The EU supply chain law is coming, that is now certain – even if it goes less far than originally planned. To whom the rules for the protection of human rights apply.

The EU states have finally passed the European supply chain law. On Friday in Brussels they agreed to plans to strengthen human rights worldwide, according to information from the Belgian EU Council Presidency. The aim is, among other things, to ensure that large companies can be held responsible in European courts in the future if they profit from human rights violations in their supply chains, such as child labor or forced labor. The European Parliament cleared the way for the project a month ago. 

Companies must also create climate plans. These are intended to ensure that their business model is compatible with the goal of limiting global warming to 1.5 degrees compared to pre-industrial times.

The new EU rules were weakened during the negotiation process, so that fewer companies are affected than originally planned. Instead of applying to companies with more than 500 employees and at least 150 million euros in sales, they should apply to companies with 1,000 employees and 450 million euros in sales, after a transition period of five years. 

After three years, the requirements will initially apply to companies with more than 5,000 employees and more than 1.5 billion euros in sales worldwide. After four years, these limits will then drop to 4,000 employees and 900 million in sales. 

There was also open debate in the federal government about the plan, with FDP representatives in particular saying it goes too far. They fear bureaucracy and legal risks for companies. Politicians from the SPD and the Greens, on the other hand, are in favour of the regulation. Germany already has a supply chain law, and the EU regulation goes beyond this in certain aspects – for example with regard to the liability of companies.

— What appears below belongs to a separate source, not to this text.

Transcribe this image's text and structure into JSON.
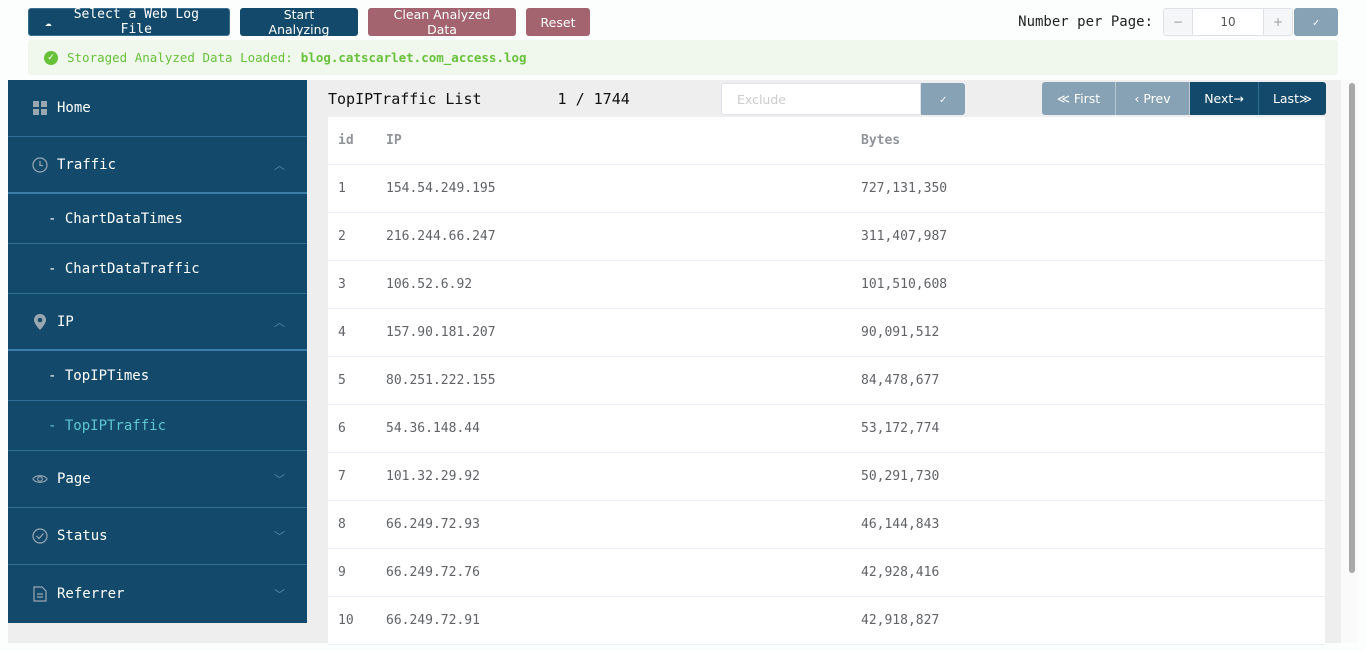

The text of the law now only needs to be published in the Official Journal of the EU. The EU states then have a good two years to implement the new rules into national law.